* Activity
Which of the lines below include the word "rating"? Pull each one out.

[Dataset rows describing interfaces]
Content starts

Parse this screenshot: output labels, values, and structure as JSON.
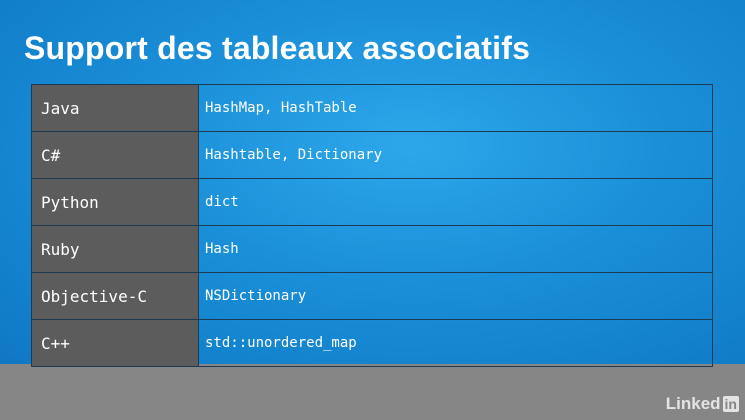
{
  "slide": {
    "title": "Support des tableaux associatifs"
  },
  "table": {
    "rows": [
      {
        "language": "Java",
        "implementation": "HashMap, HashTable"
      },
      {
        "language": "C#",
        "implementation": "Hashtable, Dictionary"
      },
      {
        "language": "Python",
        "implementation": "dict"
      },
      {
        "language": "Ruby",
        "implementation": "Hash"
      },
      {
        "language": "Objective-C",
        "implementation": "NSDictionary"
      },
      {
        "language": "C++",
        "implementation": "std::unordered_map"
      }
    ]
  },
  "watermark": {
    "brand_text": "Linked",
    "brand_badge": "in"
  },
  "colors": {
    "slide_background": "#1a8fd8",
    "language_cell": "#5c5c5c",
    "footer_bar": "#868686",
    "text": "#ffffff"
  }
}
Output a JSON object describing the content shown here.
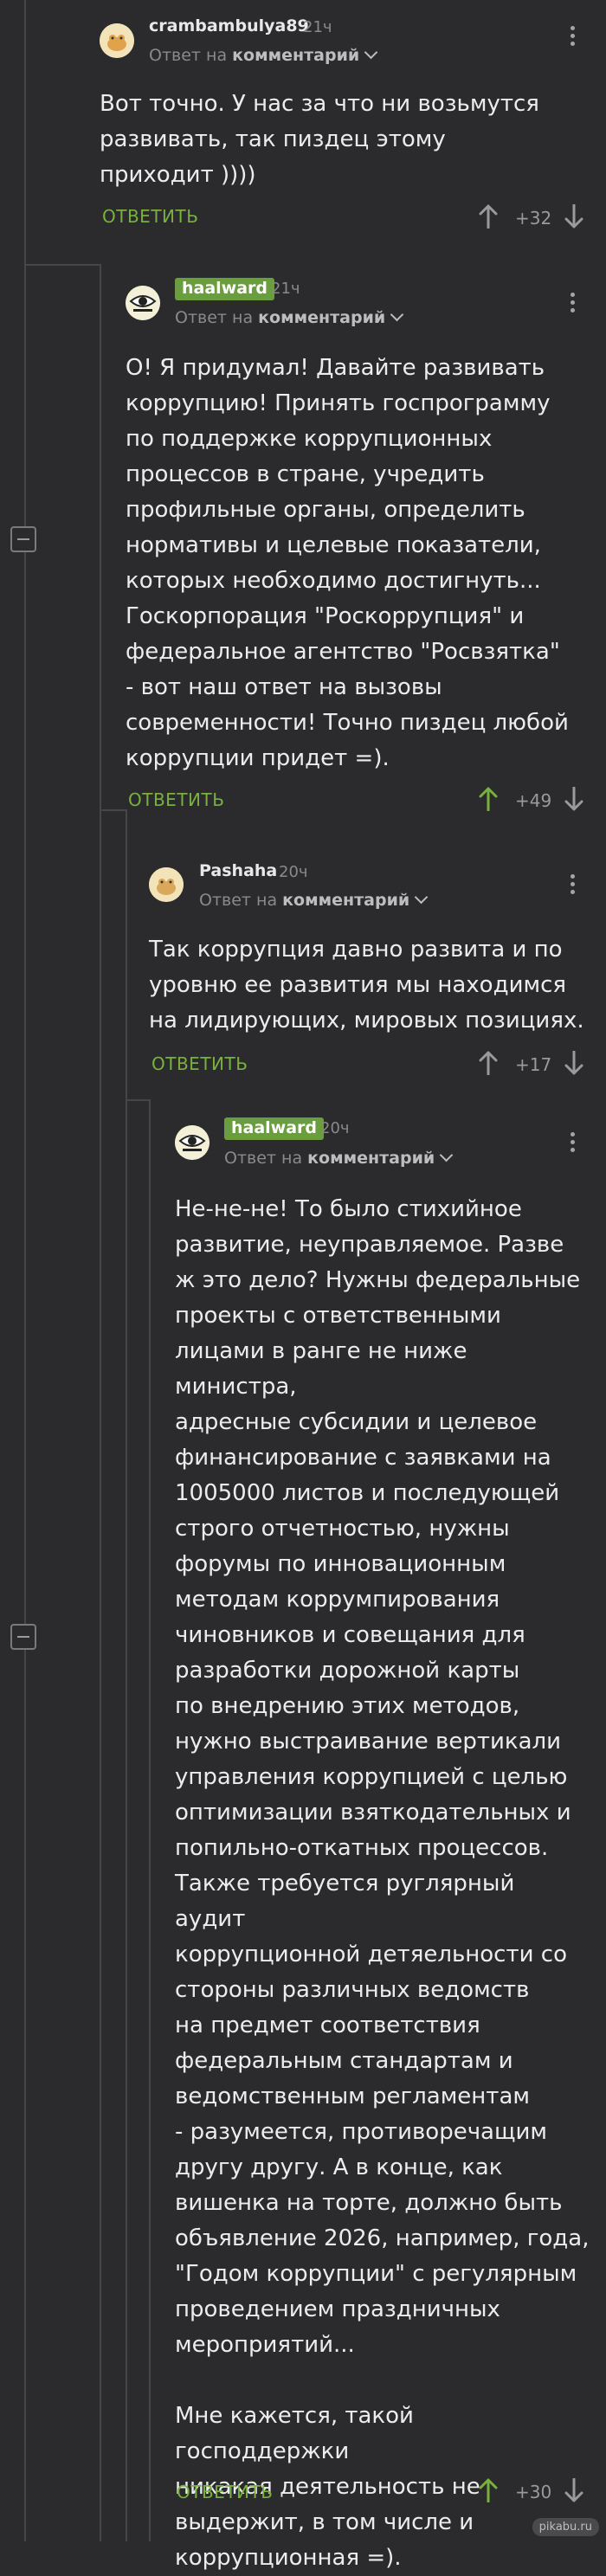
{
  "common": {
    "reply_prefix": "Ответ на",
    "reply_target": "комментарий",
    "answer_label": "ОТВЕТИТЬ"
  },
  "comments": [
    {
      "username": "crambambulya89",
      "time": "21ч",
      "text": "Вот точно. У нас за что ни возьмутся\nразвивать, так пиздец этому\nприходит ))))",
      "rating": "+32"
    },
    {
      "username": "haalward",
      "time": "21ч",
      "text": "О! Я придумал! Давайте развивать\nкоррупцию! Принять госпрограмму\nпо поддержке коррупционных\nпроцессов в стране, учредить\nпрофильные органы, определить\nнормативы и целевые показатели,\nкоторых необходимо достигнуть...\nГоскорпорация \"Роскоррупция\" и\nфедеральное агентство \"Росвзятка\"\n- вот наш ответ на вызовы\nсовременности! Точно пиздец любой\nкоррупции придет =).",
      "rating": "+49"
    },
    {
      "username": "Pashaha",
      "time": "20ч",
      "text": "Так коррупция давно развита и по\nуровню ее развития мы находимся\nна лидирующих, мировых позициях.",
      "rating": "+17"
    },
    {
      "username": "haalward",
      "time": "20ч",
      "text": "Не-не-не! То было стихийное\nразвитие, неуправляемое. Разве\nж это дело? Нужны федеральные\nпроекты с ответственными\nлицами в ранге не ниже министра,\nадресные субсидии и целевое\nфинансирование с заявками на\n1005000 листов и последующей\nстрого отчетностью, нужны\nфорумы по инновационным\nметодам коррумпирования\nчиновников и совещания для\nразработки дорожной карты\nпо внедрению этих методов,\nнужно выстраивание вертикали\nуправления коррупцией с целью\nоптимизации взяткодательных и\nпопильно-откатных процессов.\nТакже требуется руглярный аудит\nкоррупционной детяельности со\nстороны различных ведомств\nна предмет соответствия\nфедеральным стандартам и\nведомственным регламентам\n- разумеется, противоречащим\nдругу другу. А в конце, как\nвишенка на торте, должно быть\nобъявление 2026, например, года,\n\"Годом коррупции\" с регулярным\nпроведением праздничных\nмероприятий...\n\nМне кажется, такой господдержки\nникакая деятельность не\nвыдержит, в том числе и\nкоррупционная =).",
      "rating": "+30"
    }
  ],
  "watermark": "pikabu.ru",
  "colors": {
    "background": "#2b2b2d",
    "accent_green": "#79b13f",
    "badge_green": "#6a9d3d",
    "muted": "#8a8a8a"
  }
}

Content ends

* Exercise solution
      "rating": "+32"
      "rating": "+49"
      "rating": "+17"
      "rating": "+30"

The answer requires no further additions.